The Federal Government was squarely in the campaign sights of aged care workers who rallied outside Federal Parliament yesterday, after being, what they call ‘dudded’, in Tuesday night’s Budget.
Personal care workers, home care workers, recreational activities officers, catering, cleaning, administration, and other aged care staff are seeking a 25 per cent pay increase through a Fair Work Commission case.
This would equate to an increase of between $5.40 and $7.20 per hour to increase the average wage to $29 per hour.
Some aged care workers are currently paid less than $22 per hour.
“Last night we had great disappointment in terms of the Federal Budget,” HSU national secretary Lloyd Williams said, addressing the rally.
“We’ve got no commitment from the Liberals in terms of lifting wages of aged care workers and in terms of better funding for the future.”
“If we really want to change aged care, the bottom line is that we have to change the government.”
Federal Labor has committed to support the case, with shadow treasurer Jim Chalmers committing at the weekend to fund an increase.
Labor politicians present at yesterday’s rally included Bill Shorten, Jess Walsh, Ged Kearney, Emma Mcbride, Stephen Jones, Pat Conroy, Chris Hayes and Sharon Burns.
Also addressing the rally, Clare O’Neil, shadow minister for aged care services, said the system is the responsibility of the Government and the Budget was an opportunity to fix it.
“Instead, we’ve got nothing out of the Government to fix any of these problems,” she said.
“I am incredibly passionate about fixing aged care.
“[The crisis] is a disgrace because that Australian you [as an aged care worker] are helping deserves so much better, and it’s a disgrace because you deserve better.
“… what we know, is that as well as this Government providing disgraceful neglect to hundreds of thousands of older Australians, they are creating a situation where you have to go to work every day and make heartbreaking choices about who you will help.
“We know what the answer to that is: it’s more time for you to do your work and it’s more people on the floor with you to help you do that work.
“That is the answer.

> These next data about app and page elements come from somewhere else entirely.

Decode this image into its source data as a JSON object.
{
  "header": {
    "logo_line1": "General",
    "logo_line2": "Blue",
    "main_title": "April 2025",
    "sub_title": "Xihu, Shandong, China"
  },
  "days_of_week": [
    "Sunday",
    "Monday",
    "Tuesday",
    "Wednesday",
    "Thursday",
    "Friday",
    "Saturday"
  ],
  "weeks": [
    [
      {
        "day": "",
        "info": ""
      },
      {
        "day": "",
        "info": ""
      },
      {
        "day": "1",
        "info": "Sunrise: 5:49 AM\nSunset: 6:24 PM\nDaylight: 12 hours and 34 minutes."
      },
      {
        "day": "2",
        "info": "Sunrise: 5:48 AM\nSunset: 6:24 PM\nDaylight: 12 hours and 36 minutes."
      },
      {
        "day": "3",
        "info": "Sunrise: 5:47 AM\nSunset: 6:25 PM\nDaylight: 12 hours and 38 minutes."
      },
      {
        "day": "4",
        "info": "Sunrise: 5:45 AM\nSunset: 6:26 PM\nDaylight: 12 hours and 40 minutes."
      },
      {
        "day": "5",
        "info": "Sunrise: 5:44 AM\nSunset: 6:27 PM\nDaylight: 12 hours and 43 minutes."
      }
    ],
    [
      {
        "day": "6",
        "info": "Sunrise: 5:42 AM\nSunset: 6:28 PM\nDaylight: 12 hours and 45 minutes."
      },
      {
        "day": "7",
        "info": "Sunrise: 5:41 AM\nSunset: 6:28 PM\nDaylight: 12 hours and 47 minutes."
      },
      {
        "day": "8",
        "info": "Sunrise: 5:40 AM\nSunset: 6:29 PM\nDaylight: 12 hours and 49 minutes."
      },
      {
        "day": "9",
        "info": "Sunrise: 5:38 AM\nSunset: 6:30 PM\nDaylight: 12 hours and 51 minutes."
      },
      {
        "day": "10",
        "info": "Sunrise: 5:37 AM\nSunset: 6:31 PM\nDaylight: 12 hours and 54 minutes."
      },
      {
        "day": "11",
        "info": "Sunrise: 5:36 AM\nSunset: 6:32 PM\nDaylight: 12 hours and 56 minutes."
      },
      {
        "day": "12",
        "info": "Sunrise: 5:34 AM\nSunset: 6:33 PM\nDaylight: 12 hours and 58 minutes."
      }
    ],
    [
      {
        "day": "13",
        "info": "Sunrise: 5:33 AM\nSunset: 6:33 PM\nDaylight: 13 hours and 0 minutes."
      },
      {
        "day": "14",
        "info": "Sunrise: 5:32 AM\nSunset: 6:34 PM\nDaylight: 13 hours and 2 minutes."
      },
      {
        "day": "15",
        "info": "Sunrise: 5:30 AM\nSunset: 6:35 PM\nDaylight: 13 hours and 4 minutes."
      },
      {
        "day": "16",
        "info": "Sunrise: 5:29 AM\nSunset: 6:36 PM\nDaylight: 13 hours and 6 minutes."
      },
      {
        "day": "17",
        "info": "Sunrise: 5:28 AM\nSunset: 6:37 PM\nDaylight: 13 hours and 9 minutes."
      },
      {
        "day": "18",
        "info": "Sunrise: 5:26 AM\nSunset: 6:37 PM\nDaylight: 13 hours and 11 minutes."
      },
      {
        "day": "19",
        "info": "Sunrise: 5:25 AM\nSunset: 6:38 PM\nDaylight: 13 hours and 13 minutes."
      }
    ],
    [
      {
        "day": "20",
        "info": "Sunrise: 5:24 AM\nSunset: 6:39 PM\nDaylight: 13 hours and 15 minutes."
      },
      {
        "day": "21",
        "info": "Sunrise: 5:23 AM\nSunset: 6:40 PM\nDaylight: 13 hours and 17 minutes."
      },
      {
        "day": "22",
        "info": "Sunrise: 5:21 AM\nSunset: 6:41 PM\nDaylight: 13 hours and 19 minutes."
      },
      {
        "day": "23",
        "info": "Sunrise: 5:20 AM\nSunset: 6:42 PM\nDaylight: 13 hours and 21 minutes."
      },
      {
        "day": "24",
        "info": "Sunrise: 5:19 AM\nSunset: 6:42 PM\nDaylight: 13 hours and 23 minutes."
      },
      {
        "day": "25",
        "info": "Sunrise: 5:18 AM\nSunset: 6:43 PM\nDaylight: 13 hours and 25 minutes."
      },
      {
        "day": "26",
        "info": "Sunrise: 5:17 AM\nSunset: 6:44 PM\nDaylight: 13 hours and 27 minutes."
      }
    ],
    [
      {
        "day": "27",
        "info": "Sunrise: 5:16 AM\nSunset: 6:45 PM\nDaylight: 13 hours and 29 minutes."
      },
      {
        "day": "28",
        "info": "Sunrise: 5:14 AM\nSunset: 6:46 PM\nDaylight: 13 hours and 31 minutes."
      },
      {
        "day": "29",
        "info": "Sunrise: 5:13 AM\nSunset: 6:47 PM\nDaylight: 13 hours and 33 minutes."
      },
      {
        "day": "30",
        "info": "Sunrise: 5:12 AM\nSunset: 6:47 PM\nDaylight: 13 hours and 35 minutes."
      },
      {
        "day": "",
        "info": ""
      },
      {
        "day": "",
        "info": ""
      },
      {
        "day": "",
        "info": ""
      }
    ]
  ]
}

There is no age care without aged carers.
“Labor is going to take a different approach [at the upcoming election].”
Lauren Hutchins, secretary of HSU’S aged care division, told the rally that aged care workers need to speak up and ‘be loud’.
“Last night, we sat there listening to the Budget in hope: this was supposed to be the Budget that would deliver, allegedly, more jobs and better wages.
“And when it came to aged care, there was crickets, absolute silence.
“This Government has known about the problems in aged care for years.
“We had a Royal Commission that has said [that] you have been under-valued, under-resourced and under-trained.
“You need support right now, in order to support the residents that you care for.
“Josh Frydenberg said last night ‘we live in uncertain times’; I can tell him that there is one thing for certain – that we are coming after this government.”
Speaking prior to the rally, HSU national president Gerard Hayes, said aged care workers are living in poverty, skimping on food and risking homelessness.
“This is a hell of a way to repay people who risked their lives by working through the pandemic,” he said.
“The needs of aged care residents have massively expanded.
“People are living longer and entering residential aged care with increasingly complex physical, social and emotional needs, in part driven by the increasing rates of dementia.
“Yet somehow Scott Morrison and the Liberals think it’s acceptable to pay these workers as little as $22 an hour. And then they wonder why there’s a staffing crisis.
“It’s not just us saying this, the Australian people know this situation is completely crook.
“The Liberals can expect retribution at the ballot box. We will make sure of it.”